*Records supplied*
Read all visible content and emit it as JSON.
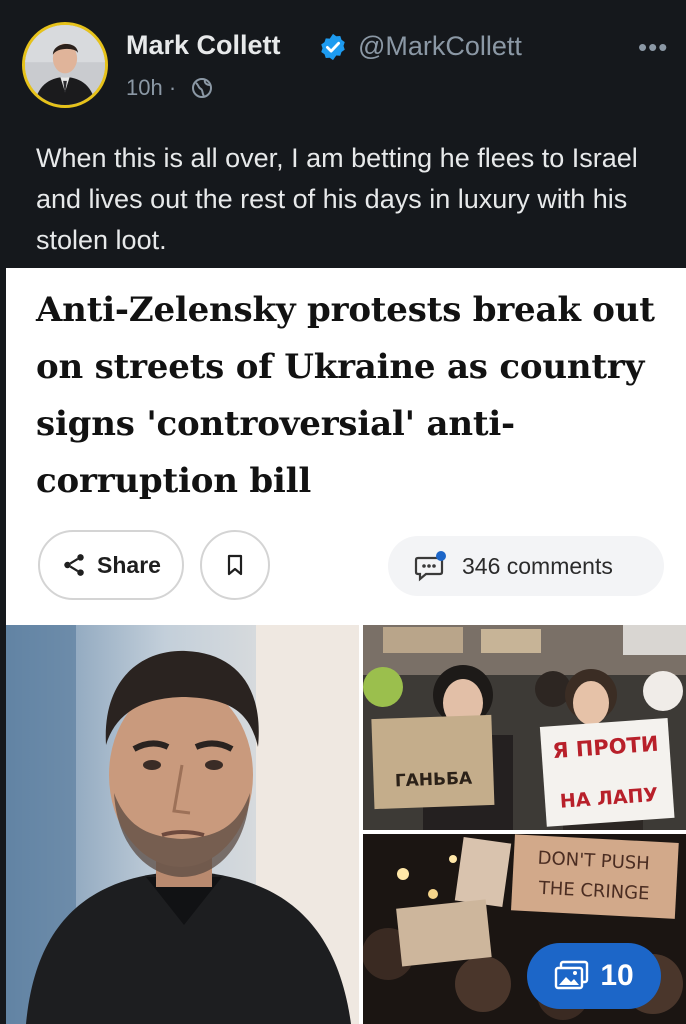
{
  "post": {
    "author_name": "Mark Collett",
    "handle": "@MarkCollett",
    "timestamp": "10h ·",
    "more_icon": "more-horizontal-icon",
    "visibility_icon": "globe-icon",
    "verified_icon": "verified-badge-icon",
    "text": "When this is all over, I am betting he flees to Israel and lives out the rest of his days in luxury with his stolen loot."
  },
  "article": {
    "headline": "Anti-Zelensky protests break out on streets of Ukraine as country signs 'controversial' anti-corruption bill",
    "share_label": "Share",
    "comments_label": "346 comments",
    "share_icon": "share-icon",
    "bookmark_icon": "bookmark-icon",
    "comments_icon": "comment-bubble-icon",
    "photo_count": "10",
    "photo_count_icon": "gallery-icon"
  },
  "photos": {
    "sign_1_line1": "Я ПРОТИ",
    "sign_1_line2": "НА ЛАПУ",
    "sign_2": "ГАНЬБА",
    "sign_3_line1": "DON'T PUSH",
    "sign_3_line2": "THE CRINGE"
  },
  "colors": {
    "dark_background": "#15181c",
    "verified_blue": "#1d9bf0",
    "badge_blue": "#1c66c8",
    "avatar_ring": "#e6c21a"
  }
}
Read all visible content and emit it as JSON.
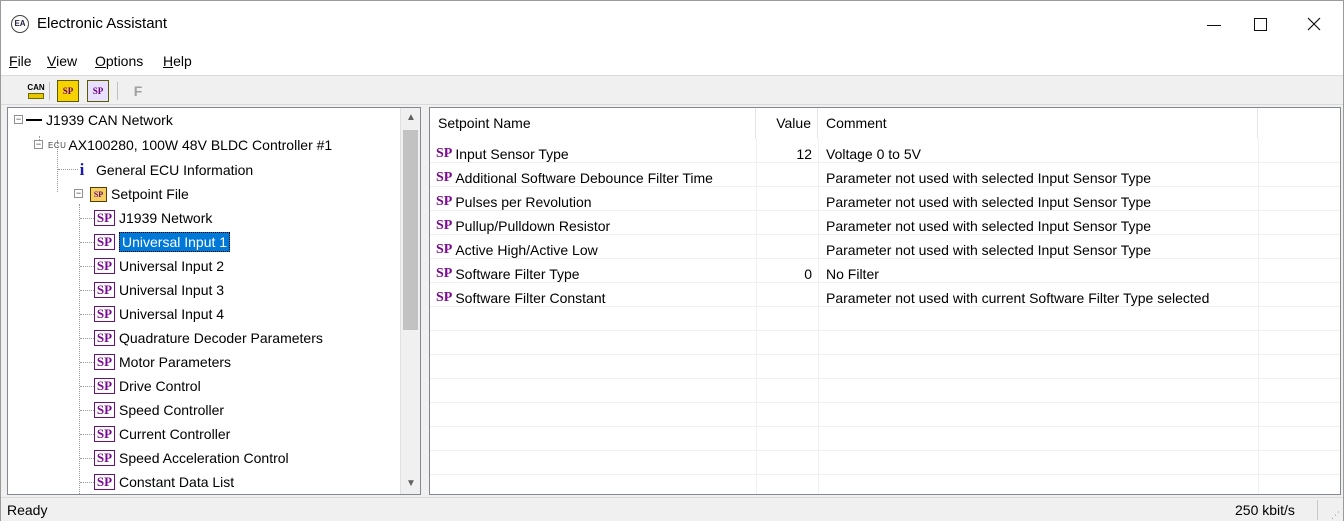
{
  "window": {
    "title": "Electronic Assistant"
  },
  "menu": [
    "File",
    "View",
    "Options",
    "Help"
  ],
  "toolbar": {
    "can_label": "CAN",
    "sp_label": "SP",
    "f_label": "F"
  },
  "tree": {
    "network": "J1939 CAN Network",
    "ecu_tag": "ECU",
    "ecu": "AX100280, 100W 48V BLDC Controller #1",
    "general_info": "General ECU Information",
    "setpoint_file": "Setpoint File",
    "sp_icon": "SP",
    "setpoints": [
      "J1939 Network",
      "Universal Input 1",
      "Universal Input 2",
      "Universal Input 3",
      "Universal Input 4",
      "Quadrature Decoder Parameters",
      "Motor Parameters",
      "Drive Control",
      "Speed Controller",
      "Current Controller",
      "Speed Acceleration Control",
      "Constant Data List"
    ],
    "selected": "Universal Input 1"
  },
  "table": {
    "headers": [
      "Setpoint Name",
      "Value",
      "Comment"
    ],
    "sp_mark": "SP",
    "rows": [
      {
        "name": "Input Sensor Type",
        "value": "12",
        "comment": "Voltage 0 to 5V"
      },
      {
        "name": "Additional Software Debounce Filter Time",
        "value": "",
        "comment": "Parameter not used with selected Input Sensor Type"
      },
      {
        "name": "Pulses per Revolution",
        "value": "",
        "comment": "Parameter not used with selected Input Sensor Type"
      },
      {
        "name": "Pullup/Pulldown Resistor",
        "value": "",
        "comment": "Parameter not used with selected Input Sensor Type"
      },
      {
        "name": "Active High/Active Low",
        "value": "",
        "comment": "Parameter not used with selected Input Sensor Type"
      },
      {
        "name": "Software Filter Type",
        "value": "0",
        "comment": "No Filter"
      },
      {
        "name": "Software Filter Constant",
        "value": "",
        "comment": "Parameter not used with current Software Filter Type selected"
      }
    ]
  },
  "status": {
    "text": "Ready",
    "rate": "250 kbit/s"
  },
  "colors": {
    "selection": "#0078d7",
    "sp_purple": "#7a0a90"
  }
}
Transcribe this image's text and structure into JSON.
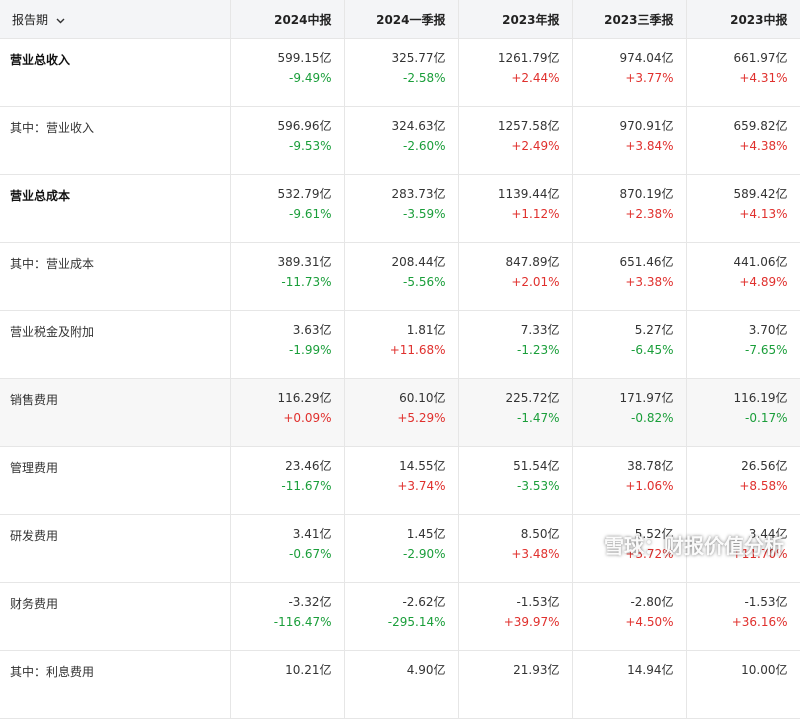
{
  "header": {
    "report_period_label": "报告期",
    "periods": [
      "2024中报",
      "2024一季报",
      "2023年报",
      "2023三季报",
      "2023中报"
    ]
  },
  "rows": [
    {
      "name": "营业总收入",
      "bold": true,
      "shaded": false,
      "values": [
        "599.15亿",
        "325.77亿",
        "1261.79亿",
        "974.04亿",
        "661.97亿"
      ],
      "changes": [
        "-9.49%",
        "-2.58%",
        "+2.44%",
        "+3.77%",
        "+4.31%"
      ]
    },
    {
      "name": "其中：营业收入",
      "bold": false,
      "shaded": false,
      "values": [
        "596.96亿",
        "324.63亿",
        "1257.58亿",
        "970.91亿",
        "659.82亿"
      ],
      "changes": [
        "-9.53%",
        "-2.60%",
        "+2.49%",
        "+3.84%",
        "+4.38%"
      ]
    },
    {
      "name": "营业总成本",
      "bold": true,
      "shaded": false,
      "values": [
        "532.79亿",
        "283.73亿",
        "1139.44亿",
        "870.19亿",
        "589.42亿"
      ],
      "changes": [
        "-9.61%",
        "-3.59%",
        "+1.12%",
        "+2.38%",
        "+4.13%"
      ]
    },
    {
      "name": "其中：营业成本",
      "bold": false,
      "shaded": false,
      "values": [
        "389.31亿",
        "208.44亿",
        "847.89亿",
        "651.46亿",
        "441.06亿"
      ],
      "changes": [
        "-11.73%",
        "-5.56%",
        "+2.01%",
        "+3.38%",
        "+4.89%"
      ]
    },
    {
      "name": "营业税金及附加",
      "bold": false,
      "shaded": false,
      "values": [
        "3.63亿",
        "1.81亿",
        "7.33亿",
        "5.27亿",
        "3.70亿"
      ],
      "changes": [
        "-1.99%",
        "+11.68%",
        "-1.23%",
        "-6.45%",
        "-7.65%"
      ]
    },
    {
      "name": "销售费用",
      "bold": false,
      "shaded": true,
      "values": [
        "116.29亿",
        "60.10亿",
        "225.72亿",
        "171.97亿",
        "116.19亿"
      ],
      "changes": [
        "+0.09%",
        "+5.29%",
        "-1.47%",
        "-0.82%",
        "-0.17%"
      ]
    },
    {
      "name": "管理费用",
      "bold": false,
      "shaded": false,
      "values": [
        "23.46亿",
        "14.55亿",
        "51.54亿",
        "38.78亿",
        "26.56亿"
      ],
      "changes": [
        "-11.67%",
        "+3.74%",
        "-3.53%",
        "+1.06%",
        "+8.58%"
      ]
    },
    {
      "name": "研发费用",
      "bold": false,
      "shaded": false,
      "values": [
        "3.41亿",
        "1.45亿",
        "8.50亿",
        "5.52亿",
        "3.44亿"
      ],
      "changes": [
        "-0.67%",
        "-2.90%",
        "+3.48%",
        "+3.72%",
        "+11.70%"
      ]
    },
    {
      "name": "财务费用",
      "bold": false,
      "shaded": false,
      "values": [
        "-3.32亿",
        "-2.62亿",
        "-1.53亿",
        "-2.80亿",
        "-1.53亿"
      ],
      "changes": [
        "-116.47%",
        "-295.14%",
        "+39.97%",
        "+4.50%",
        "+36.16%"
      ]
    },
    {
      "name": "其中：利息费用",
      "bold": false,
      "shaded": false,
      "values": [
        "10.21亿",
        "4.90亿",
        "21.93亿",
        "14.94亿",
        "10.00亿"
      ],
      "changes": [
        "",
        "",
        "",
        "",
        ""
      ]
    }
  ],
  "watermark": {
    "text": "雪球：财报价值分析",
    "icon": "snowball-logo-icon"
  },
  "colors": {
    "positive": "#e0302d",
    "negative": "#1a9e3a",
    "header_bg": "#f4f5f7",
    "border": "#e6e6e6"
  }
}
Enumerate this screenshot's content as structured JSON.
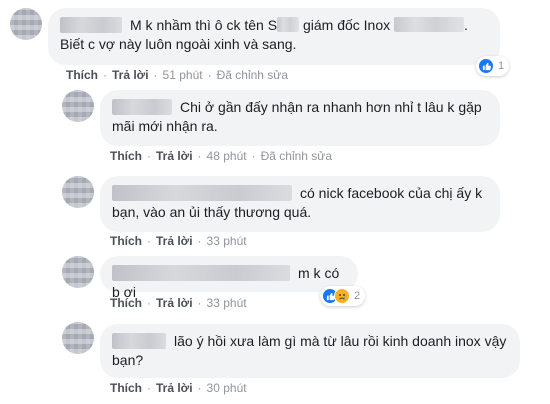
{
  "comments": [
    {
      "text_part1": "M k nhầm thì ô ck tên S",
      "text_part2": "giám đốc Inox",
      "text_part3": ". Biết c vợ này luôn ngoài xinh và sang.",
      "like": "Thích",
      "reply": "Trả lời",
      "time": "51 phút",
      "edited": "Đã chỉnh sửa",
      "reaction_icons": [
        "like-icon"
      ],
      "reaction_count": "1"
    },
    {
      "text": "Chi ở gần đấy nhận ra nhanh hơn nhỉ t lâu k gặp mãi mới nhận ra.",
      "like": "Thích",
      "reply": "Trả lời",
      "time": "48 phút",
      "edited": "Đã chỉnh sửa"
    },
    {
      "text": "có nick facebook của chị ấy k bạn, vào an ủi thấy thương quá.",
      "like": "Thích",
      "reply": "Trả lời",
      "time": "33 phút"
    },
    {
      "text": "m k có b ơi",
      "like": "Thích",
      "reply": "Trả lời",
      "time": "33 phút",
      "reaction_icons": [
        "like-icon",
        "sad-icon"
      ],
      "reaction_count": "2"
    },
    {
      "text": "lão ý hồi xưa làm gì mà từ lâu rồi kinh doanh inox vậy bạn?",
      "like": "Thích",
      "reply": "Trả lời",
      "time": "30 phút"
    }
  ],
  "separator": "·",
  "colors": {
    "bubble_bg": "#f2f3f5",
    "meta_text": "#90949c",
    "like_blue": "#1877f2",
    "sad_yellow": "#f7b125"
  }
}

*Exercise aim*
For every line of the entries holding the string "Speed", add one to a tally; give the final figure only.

*Answer*
2